When it is not possible to make your own compost, look for compost products that have been reviewed and certified organic by independent groups. A few agencies do deal with compost, so when buying commercial compost, look for reviewer seals on the package. Here are a few labels you may find on packages:
• The U.S. Composting Council (USCC) offers a "seal of testing assurance"; USCC provides testing and information disclosure on ingredients to consumers for product suppliers who participate in this program; USCC does not guarantee compliance with USDA organic but does test for metals under EPA standards for sludge composts
• The Organic Materials Review Institute (OMRI); a nonprofit organization that reviews and tests products to the USDA-certified organic standard; they require third-party testing for pathogens, pesticides, and heavy metals; the commercial products that OMRI has reviewed as safe are added to their list.
• The Washington State Department of Agriculture (WSDA) also reviews products according to the NOP and publishes a list of brand name products
• The Rodale Organic Gardening Seal of Approval Program, in partnership with Woods End Research Lab, focuses exclusively on composts. They test using parameters established under their program for specific end uses and then provide ratings of suitability for each of those uses.
Find out more through your own research
For our customers, we recommend educating yourselves as much as possible on the factors of organic growing, whether choosing produce being sold or choosing products to use in your own growing. Taking a careful, informed look at commercial labels is a must, but it is important to build your own knowledge of organic concerns. Consult with local farmers when possible in order to benefit from the community of practical knowledge within your local area. Farmers have experienced many of the issues of inaccurate labeling and questionable soil additives. Your local farmers who apply organic practices also have a high concern in soil-building methods. Also, keep in mind, commercial compost products may pass independent reviews for organic standards, but may not be truly good quality compost that builds the soil.

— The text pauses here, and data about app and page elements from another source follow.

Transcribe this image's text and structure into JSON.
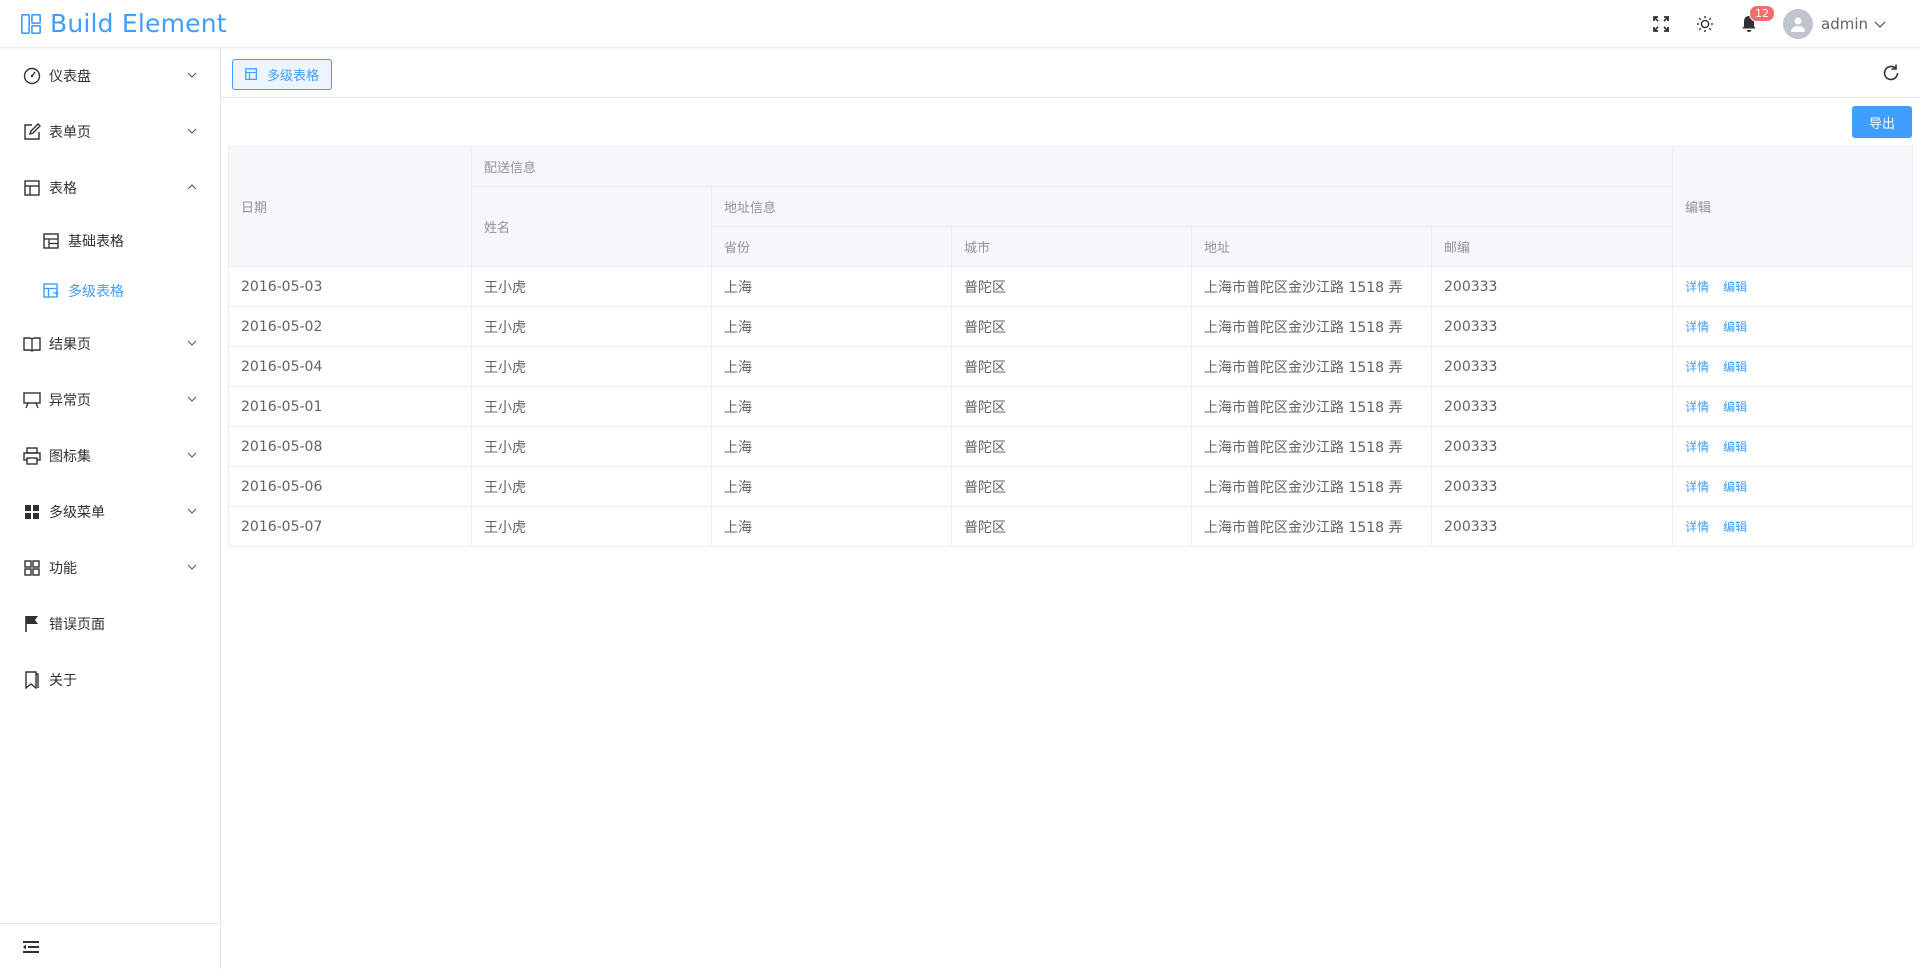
{
  "app": {
    "title": "Build Element"
  },
  "header": {
    "notifications_count": "12",
    "user_name": "admin"
  },
  "sidebar": {
    "items": [
      {
        "label": "仪表盘",
        "icon": "dashboard-icon",
        "expandable": true
      },
      {
        "label": "表单页",
        "icon": "edit-icon",
        "expandable": true
      },
      {
        "label": "表格",
        "icon": "table-icon",
        "expandable": true,
        "expanded": true,
        "children": [
          {
            "label": "基础表格",
            "icon": "basic-table-icon",
            "active": false
          },
          {
            "label": "多级表格",
            "icon": "multi-table-icon",
            "active": true
          }
        ]
      },
      {
        "label": "结果页",
        "icon": "book-icon",
        "expandable": true
      },
      {
        "label": "异常页",
        "icon": "board-icon",
        "expandable": true
      },
      {
        "label": "图标集",
        "icon": "printer-icon",
        "expandable": true
      },
      {
        "label": "多级菜单",
        "icon": "grid-icon",
        "expandable": true
      },
      {
        "label": "功能",
        "icon": "apps-icon",
        "expandable": true
      },
      {
        "label": "错误页面",
        "icon": "flag-icon",
        "expandable": false
      },
      {
        "label": "关于",
        "icon": "bookmark-icon",
        "expandable": false
      }
    ]
  },
  "tabs": {
    "active_label": "多级表格"
  },
  "toolbar": {
    "export_label": "导出"
  },
  "table": {
    "headers": {
      "date": "日期",
      "delivery": "配送信息",
      "name": "姓名",
      "address_info": "地址信息",
      "province": "省份",
      "city": "城市",
      "address": "地址",
      "zip": "邮编",
      "edit": "编辑"
    },
    "actions": {
      "detail": "详情",
      "edit": "编辑"
    },
    "rows": [
      {
        "date": "2016-05-03",
        "name": "王小虎",
        "province": "上海",
        "city": "普陀区",
        "address": "上海市普陀区金沙江路 1518 弄",
        "zip": "200333"
      },
      {
        "date": "2016-05-02",
        "name": "王小虎",
        "province": "上海",
        "city": "普陀区",
        "address": "上海市普陀区金沙江路 1518 弄",
        "zip": "200333"
      },
      {
        "date": "2016-05-04",
        "name": "王小虎",
        "province": "上海",
        "city": "普陀区",
        "address": "上海市普陀区金沙江路 1518 弄",
        "zip": "200333"
      },
      {
        "date": "2016-05-01",
        "name": "王小虎",
        "province": "上海",
        "city": "普陀区",
        "address": "上海市普陀区金沙江路 1518 弄",
        "zip": "200333"
      },
      {
        "date": "2016-05-08",
        "name": "王小虎",
        "province": "上海",
        "city": "普陀区",
        "address": "上海市普陀区金沙江路 1518 弄",
        "zip": "200333"
      },
      {
        "date": "2016-05-06",
        "name": "王小虎",
        "province": "上海",
        "city": "普陀区",
        "address": "上海市普陀区金沙江路 1518 弄",
        "zip": "200333"
      },
      {
        "date": "2016-05-07",
        "name": "王小虎",
        "province": "上海",
        "city": "普陀区",
        "address": "上海市普陀区金沙江路 1518 弄",
        "zip": "200333"
      }
    ]
  },
  "colors": {
    "primary": "#409eff",
    "badge": "#f56c6c",
    "header_bg": "#f5f7fa",
    "border": "#ebeef5"
  }
}
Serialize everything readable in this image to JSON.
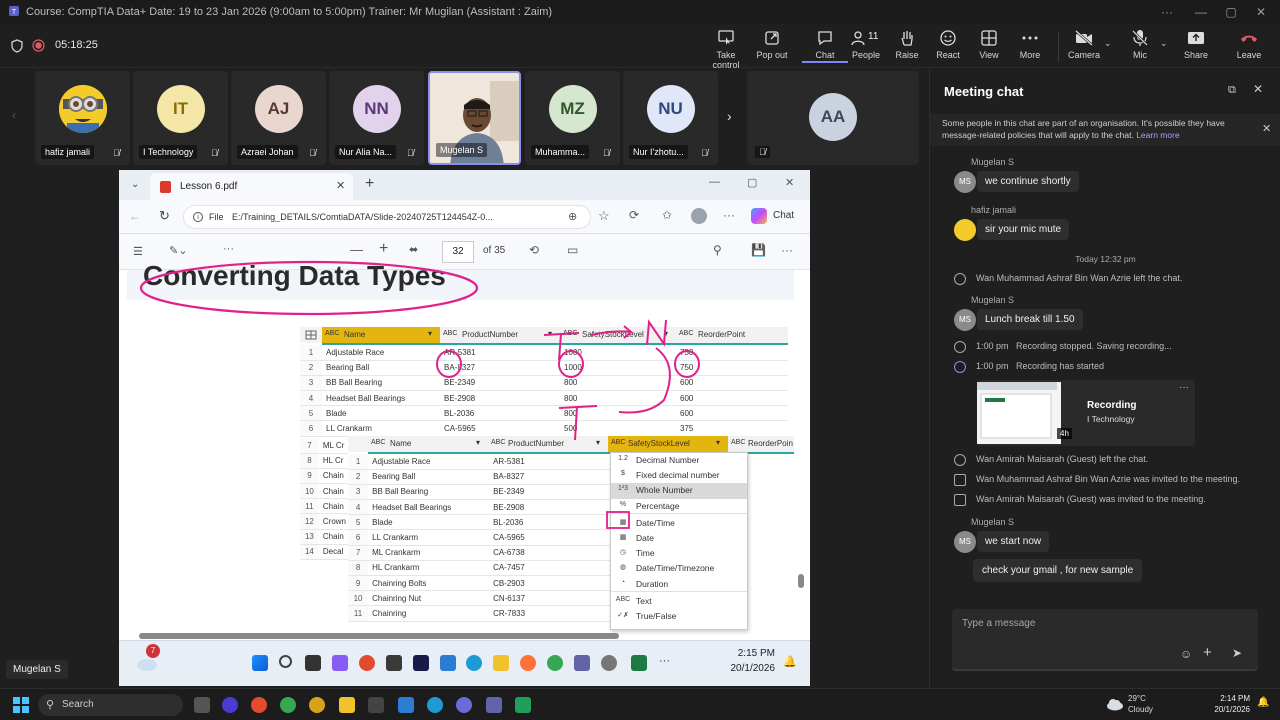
{
  "window": {
    "title": "Course: CompTIA Data+ Date: 19 to 23 Jan 2026 (9:00am to 5:00pm) Trainer: Mr Mugilan (Assistant : Zaim)"
  },
  "toolbar": {
    "timer": "05:18:25",
    "buttons": [
      {
        "label": "Take control",
        "icon": "take-control-icon"
      },
      {
        "label": "Pop out",
        "icon": "pop-out-icon"
      },
      {
        "label": "Chat",
        "icon": "chat-icon"
      },
      {
        "label": "People",
        "icon": "people-icon",
        "count": "11"
      },
      {
        "label": "Raise",
        "icon": "raise-hand-icon"
      },
      {
        "label": "React",
        "icon": "react-icon"
      },
      {
        "label": "View",
        "icon": "view-icon"
      },
      {
        "label": "More",
        "icon": "more-icon"
      },
      {
        "label": "Camera",
        "icon": "camera-off-icon"
      },
      {
        "label": "Mic",
        "icon": "mic-off-icon"
      },
      {
        "label": "Share",
        "icon": "share-icon"
      },
      {
        "label": "Leave",
        "icon": "leave-icon"
      }
    ]
  },
  "participants": [
    {
      "name": "hafiz jamali",
      "initials": "",
      "color": "#5b4a2a"
    },
    {
      "name": "I Technology",
      "initials": "IT",
      "color": "#f3e6a6"
    },
    {
      "name": "Azraei Johan",
      "initials": "AJ",
      "color": "#e8d6cf"
    },
    {
      "name": "Nur Alia Na...",
      "initials": "NN",
      "color": "#e2d2ec"
    },
    {
      "name": "Mugelan S",
      "initials": "",
      "color": "#7a6c5e"
    },
    {
      "name": "Muhamma...",
      "initials": "MZ",
      "color": "#d6e7d0"
    },
    {
      "name": "Nur I'zhotu...",
      "initials": "NU",
      "color": "#dfe7f8"
    },
    {
      "name": "",
      "initials": "AA",
      "color": "#c9d2de"
    }
  ],
  "browser": {
    "tab_title": "Lesson 6.pdf",
    "address_prefix": "File",
    "address": "E:/Training_DETAILS/ComtiaDATA/Slide-20240725T124454Z-0...",
    "chat_button": "Chat",
    "page_current": "32",
    "page_total": "of 35"
  },
  "pdf": {
    "heading": "Converting Data Types",
    "table1": {
      "headers": [
        "Name",
        "ProductNumber",
        "SafetyStockLevel",
        "ReorderPoint"
      ],
      "rows": [
        [
          "1",
          "Adjustable Race",
          "AR-5381",
          "1000",
          "750"
        ],
        [
          "2",
          "Bearing Ball",
          "BA-8327",
          "1000",
          "750"
        ],
        [
          "3",
          "BB Ball Bearing",
          "BE-2349",
          "800",
          "600"
        ],
        [
          "4",
          "Headset Ball Bearings",
          "BE-2908",
          "800",
          "600"
        ],
        [
          "5",
          "Blade",
          "BL-2036",
          "800",
          "600"
        ],
        [
          "6",
          "LL Crankarm",
          "CA-5965",
          "500",
          "375"
        ]
      ],
      "left_rows": [
        [
          "7",
          "ML Cr"
        ],
        [
          "8",
          "HL Cr"
        ],
        [
          "9",
          "Chain"
        ],
        [
          "10",
          "Chain"
        ],
        [
          "11",
          "Chain"
        ],
        [
          "12",
          "Crown"
        ],
        [
          "13",
          "Chain"
        ],
        [
          "14",
          "Decal"
        ]
      ]
    },
    "table2": {
      "headers": [
        "Name",
        "ProductNumber",
        "SafetyStockLevel",
        "ReorderPoin"
      ],
      "rows": [
        [
          "1",
          "Adjustable Race",
          "AR-5381"
        ],
        [
          "2",
          "Bearing Ball",
          "BA-8327"
        ],
        [
          "3",
          "BB Ball Bearing",
          "BE-2349"
        ],
        [
          "4",
          "Headset Ball Bearings",
          "BE-2908"
        ],
        [
          "5",
          "Blade",
          "BL-2036"
        ],
        [
          "6",
          "LL Crankarm",
          "CA-5965"
        ],
        [
          "7",
          "ML Crankarm",
          "CA-6738"
        ],
        [
          "8",
          "HL Crankarm",
          "CA-7457"
        ],
        [
          "9",
          "Chainring Bolts",
          "CB-2903"
        ],
        [
          "10",
          "Chainring Nut",
          "CN-6137"
        ],
        [
          "11",
          "Chainring",
          "CR-7833"
        ]
      ]
    },
    "type_menu": [
      {
        "icon": "1.2",
        "label": "Decimal Number"
      },
      {
        "icon": "$",
        "label": "Fixed decimal number"
      },
      {
        "icon": "1²3",
        "label": "Whole Number"
      },
      {
        "icon": "%",
        "label": "Percentage"
      },
      {
        "icon": "cal",
        "label": "Date/Time"
      },
      {
        "icon": "cal",
        "label": "Date"
      },
      {
        "icon": "clk",
        "label": "Time"
      },
      {
        "icon": "glb",
        "label": "Date/Time/Timezone"
      },
      {
        "icon": "dur",
        "label": "Duration"
      },
      {
        "icon": "ABC",
        "label": "Text"
      },
      {
        "icon": "tf",
        "label": "True/False"
      }
    ],
    "annotation_letters": [
      "T",
      "N"
    ]
  },
  "remote_taskbar": {
    "badge": "7",
    "time": "2:15 PM",
    "date": "20/1/2026"
  },
  "presenter_label": "Mugelan S",
  "chat": {
    "title": "Meeting chat",
    "notice": "Some people in this chat are part of an organisation. It's possible they have message-related policies that will apply to the chat.",
    "learn_more": "Learn more",
    "day_divider": "Today 12:32 pm",
    "messages": [
      {
        "sender": "Mugelan S",
        "initials": "MS",
        "text": "we continue shortly"
      },
      {
        "sender": "hafiz jamali",
        "initials": "",
        "text": "sir your mic mute"
      },
      {
        "sender": "Mugelan S",
        "initials": "MS",
        "text": "Lunch break till 1.50"
      },
      {
        "sender": "Mugelan S",
        "initials": "MS",
        "text": "we start now"
      },
      {
        "sender": "",
        "initials": "",
        "text": "check your gmail , for new sample"
      }
    ],
    "events": [
      {
        "time": "",
        "text": "Wan Muhammad Ashraf Bin Wan Azrie left the chat."
      },
      {
        "time": "1:00 pm",
        "text": "Recording stopped. Saving recording..."
      },
      {
        "time": "1:00 pm",
        "text": "Recording has started"
      },
      {
        "time": "",
        "text": "Wan Amirah Maisarah (Guest) left the chat."
      },
      {
        "time": "",
        "text": "Wan Muhammad Ashraf Bin Wan Azrie was invited to the meeting."
      },
      {
        "time": "",
        "text": "Wan Amirah Maisarah (Guest) was invited to the meeting."
      }
    ],
    "recording": {
      "title": "Recording",
      "subtitle": "I Technology",
      "duration": "4h"
    },
    "composer_placeholder": "Type a message"
  },
  "os_taskbar": {
    "search": "Search",
    "weather_temp": "29°C",
    "weather_desc": "Cloudy",
    "time": "2:14 PM",
    "date": "20/1/2026"
  },
  "colors": {
    "accent": "#7f85f5",
    "leave": "#c4314b",
    "annotation": "#e0218a",
    "header_yellow": "#e5b50f",
    "header_teal": "#2ba5a0"
  }
}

Since choosing a product may be difficult in light of what we've found here, can a commercial compost starter be avoided? Compost activators help break down materials high in carbon but low in nitrogen, like the large amounts of fallen leaves collected in the autumn. Garden catalogs may recommend using compost activator when starting a new compost pile, however, advisors at Alabama Cooperative Extension Service and Cornell Waste Management Institute say that your compost does not need a commercial starter or activator. High carbon materials like your collected tree leaves will be naturally supplemented by "green" ingredients like food scraps and grass clippings, supplying adequate nitrogen for microbes to thrive.
At Whirlwind Farms, instead of composting, we add to our soil by applying carbon leaf mulch and growing cover crop, which adds the "green stuff" to build the soil. To work within the NOP standards that dictate the timing of manure application, we have several cautions about manure use also. If using manures in your soil, keep in mind that possible chemicals and even medicines that may have been given to the livestock source of the manure can affect your soil and even poison your crop. If we truly feel we have a "clean" manure, we may apply it when we sow our winter or summer cover crop, well ahead of food planting and harvest dates. We believe our well-composted leaf mulch is the best route to avoid soil contamination and gray areas in the NOP rules.